**Material shown:**

_ _ _

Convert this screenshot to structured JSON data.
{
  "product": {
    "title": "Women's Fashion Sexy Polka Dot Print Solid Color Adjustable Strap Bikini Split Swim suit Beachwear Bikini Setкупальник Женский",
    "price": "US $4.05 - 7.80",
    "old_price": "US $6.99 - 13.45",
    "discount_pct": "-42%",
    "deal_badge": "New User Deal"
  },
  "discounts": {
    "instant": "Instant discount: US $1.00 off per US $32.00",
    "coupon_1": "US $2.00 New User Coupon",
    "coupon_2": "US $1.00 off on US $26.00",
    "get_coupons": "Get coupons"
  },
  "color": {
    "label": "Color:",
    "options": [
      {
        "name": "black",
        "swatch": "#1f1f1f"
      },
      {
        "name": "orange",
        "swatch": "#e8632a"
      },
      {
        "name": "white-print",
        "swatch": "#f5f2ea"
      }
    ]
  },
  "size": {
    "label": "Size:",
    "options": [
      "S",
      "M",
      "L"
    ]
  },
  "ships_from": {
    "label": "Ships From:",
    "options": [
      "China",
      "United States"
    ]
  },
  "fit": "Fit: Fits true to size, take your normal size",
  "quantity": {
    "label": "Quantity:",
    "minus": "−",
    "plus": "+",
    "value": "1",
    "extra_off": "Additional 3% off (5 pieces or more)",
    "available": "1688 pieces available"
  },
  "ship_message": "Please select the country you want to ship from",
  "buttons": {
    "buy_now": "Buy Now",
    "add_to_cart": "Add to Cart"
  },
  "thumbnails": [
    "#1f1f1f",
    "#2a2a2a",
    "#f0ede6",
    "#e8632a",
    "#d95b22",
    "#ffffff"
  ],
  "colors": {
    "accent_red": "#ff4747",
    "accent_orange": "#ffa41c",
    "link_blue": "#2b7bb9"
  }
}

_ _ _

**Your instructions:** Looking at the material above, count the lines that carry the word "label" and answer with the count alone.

**Answer space:** 4